● **TASK OBJECTIVE**
Your task is to filter the entries and copy every line containing the string "agentura".

● **Items from an interface collection**
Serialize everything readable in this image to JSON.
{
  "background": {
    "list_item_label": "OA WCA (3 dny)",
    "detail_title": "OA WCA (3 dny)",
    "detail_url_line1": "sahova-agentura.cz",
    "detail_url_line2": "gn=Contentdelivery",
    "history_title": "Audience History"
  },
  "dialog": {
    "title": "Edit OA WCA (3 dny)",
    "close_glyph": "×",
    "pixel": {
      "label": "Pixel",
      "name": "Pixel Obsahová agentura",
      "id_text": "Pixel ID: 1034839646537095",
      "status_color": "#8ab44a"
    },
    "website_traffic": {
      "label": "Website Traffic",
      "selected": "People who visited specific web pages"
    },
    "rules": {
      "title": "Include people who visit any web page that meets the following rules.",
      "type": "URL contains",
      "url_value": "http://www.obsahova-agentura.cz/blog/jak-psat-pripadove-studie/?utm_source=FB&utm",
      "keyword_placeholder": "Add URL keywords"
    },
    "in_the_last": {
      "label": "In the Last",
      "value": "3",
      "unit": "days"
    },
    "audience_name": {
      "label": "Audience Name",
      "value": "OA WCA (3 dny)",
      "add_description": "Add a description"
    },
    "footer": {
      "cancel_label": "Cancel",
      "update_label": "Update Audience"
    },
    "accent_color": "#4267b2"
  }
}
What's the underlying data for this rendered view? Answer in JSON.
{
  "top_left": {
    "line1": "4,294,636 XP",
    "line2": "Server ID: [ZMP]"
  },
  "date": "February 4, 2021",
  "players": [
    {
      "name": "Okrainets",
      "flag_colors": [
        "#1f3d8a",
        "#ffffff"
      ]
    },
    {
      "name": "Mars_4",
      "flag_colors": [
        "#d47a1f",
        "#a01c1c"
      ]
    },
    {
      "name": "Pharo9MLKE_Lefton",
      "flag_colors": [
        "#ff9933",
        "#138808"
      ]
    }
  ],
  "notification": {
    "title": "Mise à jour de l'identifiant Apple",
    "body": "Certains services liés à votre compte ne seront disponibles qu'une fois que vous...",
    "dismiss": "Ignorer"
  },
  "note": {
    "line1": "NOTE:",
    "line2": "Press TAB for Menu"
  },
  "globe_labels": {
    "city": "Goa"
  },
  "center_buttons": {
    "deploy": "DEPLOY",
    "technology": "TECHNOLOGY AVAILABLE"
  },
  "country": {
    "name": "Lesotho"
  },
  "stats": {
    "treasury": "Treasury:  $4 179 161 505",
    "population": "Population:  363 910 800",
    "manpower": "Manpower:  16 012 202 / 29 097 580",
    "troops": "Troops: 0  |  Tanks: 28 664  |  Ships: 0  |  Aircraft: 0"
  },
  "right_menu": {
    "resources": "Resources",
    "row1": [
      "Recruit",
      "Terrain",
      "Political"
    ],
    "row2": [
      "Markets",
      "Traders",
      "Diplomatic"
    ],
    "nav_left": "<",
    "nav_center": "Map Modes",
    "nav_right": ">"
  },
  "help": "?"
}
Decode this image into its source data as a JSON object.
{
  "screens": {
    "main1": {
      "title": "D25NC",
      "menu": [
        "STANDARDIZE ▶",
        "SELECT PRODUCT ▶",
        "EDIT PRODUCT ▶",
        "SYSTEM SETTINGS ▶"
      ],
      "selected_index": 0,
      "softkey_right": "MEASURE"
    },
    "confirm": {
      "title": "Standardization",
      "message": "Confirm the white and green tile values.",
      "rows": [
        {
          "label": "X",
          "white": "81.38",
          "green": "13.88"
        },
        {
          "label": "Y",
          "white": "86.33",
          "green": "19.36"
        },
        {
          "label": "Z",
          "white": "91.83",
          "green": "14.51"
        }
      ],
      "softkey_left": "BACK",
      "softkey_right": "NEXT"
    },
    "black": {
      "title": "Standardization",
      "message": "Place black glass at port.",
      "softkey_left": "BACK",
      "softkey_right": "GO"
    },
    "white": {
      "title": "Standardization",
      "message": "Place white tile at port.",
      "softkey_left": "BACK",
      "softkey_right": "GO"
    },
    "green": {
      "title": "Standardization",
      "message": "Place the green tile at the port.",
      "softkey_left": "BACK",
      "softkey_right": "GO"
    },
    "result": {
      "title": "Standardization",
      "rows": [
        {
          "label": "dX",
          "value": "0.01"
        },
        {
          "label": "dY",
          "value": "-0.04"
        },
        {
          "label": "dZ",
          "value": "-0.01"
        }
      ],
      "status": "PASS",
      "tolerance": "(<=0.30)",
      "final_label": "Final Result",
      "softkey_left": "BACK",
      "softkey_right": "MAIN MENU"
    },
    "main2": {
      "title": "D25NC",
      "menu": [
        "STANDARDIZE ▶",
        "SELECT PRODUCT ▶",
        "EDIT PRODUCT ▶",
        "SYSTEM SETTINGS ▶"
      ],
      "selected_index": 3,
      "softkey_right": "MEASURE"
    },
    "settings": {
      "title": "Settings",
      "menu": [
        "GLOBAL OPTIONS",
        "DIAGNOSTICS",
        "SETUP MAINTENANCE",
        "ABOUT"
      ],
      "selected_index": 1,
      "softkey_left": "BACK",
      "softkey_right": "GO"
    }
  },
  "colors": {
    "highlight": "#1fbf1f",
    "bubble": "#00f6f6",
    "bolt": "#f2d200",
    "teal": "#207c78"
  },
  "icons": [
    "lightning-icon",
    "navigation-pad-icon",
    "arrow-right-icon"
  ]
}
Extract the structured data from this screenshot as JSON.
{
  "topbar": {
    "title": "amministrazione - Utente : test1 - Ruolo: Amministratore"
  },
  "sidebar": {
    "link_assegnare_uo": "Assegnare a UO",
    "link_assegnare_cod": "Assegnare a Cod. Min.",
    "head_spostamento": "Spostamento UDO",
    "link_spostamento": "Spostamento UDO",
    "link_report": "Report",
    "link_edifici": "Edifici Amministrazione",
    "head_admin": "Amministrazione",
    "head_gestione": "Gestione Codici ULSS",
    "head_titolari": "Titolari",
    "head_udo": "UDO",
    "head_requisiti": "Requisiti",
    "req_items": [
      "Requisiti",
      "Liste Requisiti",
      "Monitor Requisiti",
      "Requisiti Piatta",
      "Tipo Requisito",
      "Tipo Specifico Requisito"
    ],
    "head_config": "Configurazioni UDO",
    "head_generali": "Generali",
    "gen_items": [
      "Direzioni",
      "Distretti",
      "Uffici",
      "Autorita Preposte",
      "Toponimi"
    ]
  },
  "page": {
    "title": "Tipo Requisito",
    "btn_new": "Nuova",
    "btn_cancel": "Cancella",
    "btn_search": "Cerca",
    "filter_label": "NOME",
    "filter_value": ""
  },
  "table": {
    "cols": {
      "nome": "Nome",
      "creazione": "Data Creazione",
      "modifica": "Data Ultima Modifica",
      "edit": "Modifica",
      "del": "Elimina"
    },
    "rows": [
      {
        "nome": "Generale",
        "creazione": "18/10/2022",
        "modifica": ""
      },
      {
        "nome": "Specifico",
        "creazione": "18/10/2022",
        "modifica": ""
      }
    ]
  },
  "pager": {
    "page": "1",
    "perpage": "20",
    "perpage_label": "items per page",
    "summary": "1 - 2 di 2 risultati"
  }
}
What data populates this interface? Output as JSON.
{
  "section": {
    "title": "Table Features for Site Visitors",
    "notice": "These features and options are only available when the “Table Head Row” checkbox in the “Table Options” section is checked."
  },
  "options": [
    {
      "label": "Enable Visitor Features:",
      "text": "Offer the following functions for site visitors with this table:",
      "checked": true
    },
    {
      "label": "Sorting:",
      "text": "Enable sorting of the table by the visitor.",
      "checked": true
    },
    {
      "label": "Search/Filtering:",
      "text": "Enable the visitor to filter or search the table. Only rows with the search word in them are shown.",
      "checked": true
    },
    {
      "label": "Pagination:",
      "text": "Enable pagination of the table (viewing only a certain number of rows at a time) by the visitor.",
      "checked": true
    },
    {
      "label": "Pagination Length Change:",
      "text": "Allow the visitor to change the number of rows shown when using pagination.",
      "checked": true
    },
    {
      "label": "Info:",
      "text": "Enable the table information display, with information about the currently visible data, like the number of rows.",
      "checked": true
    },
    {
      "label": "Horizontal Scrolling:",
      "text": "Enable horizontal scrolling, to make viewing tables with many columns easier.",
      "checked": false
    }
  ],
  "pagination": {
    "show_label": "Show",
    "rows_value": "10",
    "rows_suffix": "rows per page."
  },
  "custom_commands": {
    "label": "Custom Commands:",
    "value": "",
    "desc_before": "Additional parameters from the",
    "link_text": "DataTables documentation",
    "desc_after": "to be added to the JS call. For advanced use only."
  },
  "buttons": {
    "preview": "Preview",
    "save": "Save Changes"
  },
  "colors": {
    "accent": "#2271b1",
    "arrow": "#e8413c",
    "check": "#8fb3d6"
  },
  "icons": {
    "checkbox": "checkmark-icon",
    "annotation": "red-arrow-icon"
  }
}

● **EXERCISE OUTPUT**
    "detail_url_line1": "sahova-agentura.cz",
      "name": "Pixel Obsahová agentura",
      "url_value": "http://www.obsahova-agentura.cz/blog/jak-psat-pripadove-studie/?utm_source=FB&utm",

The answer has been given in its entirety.